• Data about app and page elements
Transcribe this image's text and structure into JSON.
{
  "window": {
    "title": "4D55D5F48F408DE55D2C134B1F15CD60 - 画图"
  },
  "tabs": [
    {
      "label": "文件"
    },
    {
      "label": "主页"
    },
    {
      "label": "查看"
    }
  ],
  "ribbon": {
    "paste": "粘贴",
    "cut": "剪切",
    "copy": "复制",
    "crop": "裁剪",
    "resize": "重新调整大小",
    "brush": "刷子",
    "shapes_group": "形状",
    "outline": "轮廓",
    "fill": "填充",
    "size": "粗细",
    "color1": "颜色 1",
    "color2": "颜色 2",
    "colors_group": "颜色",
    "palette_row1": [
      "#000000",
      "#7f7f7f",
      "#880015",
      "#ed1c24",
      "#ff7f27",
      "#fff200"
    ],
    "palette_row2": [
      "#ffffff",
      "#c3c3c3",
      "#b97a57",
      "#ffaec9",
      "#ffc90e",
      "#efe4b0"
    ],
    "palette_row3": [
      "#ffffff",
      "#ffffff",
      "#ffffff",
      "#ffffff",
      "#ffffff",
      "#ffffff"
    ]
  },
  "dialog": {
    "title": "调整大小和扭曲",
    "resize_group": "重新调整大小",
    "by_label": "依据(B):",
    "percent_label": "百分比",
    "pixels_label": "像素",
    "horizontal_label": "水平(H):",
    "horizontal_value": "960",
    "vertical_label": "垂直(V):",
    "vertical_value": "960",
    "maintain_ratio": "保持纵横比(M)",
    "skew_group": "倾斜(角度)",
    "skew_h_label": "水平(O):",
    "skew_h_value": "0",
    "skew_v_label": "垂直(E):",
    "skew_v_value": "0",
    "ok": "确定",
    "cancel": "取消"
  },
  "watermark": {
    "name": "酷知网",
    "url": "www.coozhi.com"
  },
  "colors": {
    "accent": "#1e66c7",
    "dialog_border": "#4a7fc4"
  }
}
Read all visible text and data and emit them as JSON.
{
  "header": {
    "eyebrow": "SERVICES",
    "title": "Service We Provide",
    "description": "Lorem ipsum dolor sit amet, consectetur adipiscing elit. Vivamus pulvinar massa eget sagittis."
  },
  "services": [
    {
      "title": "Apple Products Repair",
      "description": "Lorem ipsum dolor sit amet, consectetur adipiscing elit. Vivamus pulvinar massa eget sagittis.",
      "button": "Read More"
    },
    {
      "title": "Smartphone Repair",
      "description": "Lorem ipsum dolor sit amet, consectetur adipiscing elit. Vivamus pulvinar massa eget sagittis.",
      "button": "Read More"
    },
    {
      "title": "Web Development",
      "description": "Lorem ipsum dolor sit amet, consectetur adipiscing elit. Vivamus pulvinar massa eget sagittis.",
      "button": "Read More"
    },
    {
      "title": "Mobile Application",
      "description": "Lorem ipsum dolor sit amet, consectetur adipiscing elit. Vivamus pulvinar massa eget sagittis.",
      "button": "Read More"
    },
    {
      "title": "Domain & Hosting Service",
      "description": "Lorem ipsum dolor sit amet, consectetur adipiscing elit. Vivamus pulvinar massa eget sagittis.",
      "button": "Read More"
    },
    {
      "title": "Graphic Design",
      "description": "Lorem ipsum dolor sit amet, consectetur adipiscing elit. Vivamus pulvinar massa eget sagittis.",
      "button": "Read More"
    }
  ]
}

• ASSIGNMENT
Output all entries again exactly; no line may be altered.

• EXERCISE OUTPUT
Transcribe this image's text and structure into JSON.
{
  "window": {
    "title": "4D55D5F48F408DE55D2C134B1F15CD60 - 画图"
  },
  "tabs": [
    {
      "label": "文件"
    },
    {
      "label": "主页"
    },
    {
      "label": "查看"
    }
  ],
  "ribbon": {
    "paste": "粘贴",
    "cut": "剪切",
    "copy": "复制",
    "crop": "裁剪",
    "resize": "重新调整大小",
    "brush": "刷子",
    "shapes_group": "形状",
    "outline": "轮廓",
    "fill": "填充",
    "size": "粗细",
    "color1": "颜色 1",
    "color2": "颜色 2",
    "colors_group": "颜色",
    "palette_row1": [
      "#000000",
      "#7f7f7f",
      "#880015",
      "#ed1c24",
      "#ff7f27",
      "#fff200"
    ],
    "palette_row2": [
      "#ffffff",
      "#c3c3c3",
      "#b97a57",
      "#ffaec9",
      "#ffc90e",
      "#efe4b0"
    ],
    "palette_row3": [
      "#ffffff",
      "#ffffff",
      "#ffffff",
      "#ffffff",
      "#ffffff",
      "#ffffff"
    ]
  },
  "dialog": {
    "title": "调整大小和扭曲",
    "resize_group": "重新调整大小",
    "by_label": "依据(B):",
    "percent_label": "百分比",
    "pixels_label": "像素",
    "horizontal_label": "水平(H):",
    "horizontal_value": "960",
    "vertical_label": "垂直(V):",
    "vertical_value": "960",
    "maintain_ratio": "保持纵横比(M)",
    "skew_group": "倾斜(角度)",
    "skew_h_label": "水平(O):",
    "skew_h_value": "0",
    "skew_v_label": "垂直(E):",
    "skew_v_value": "0",
    "ok": "确定",
    "cancel": "取消"
  },
  "watermark": {
    "name": "酷知网",
    "url": "www.coozhi.com"
  },
  "colors": {
    "accent": "#1e66c7",
    "dialog_border": "#4a7fc4"
  }
}
Read all visible text and data and emit them as JSON.
{
  "header": {
    "eyebrow": "SERVICES",
    "title": "Service We Provide",
    "description": "Lorem ipsum dolor sit amet, consectetur adipiscing elit. Vivamus pulvinar massa eget sagittis."
  },
  "services": [
    {
      "title": "Apple Products Repair",
      "description": "Lorem ipsum dolor sit amet, consectetur adipiscing elit. Vivamus pulvinar massa eget sagittis.",
      "button": "Read More"
    },
    {
      "title": "Smartphone Repair",
      "description": "Lorem ipsum dolor sit amet, consectetur adipiscing elit. Vivamus pulvinar massa eget sagittis.",
      "button": "Read More"
    },
    {
      "title": "Web Development",
      "description": "Lorem ipsum dolor sit amet, consectetur adipiscing elit. Vivamus pulvinar massa eget sagittis.",
      "button": "Read More"
    },
    {
      "title": "Mobile Application",
      "description": "Lorem ipsum dolor sit amet, consectetur adipiscing elit. Vivamus pulvinar massa eget sagittis.",
      "button": "Read More"
    },
    {
      "title": "Domain & Hosting Service",
      "description": "Lorem ipsum dolor sit amet, consectetur adipiscing elit. Vivamus pulvinar massa eget sagittis.",
      "button": "Read More"
    },
    {
      "title": "Graphic Design",
      "description": "Lorem ipsum dolor sit amet, consectetur adipiscing elit. Vivamus pulvinar massa eget sagittis.",
      "button": "Read More"
    }
  ]
}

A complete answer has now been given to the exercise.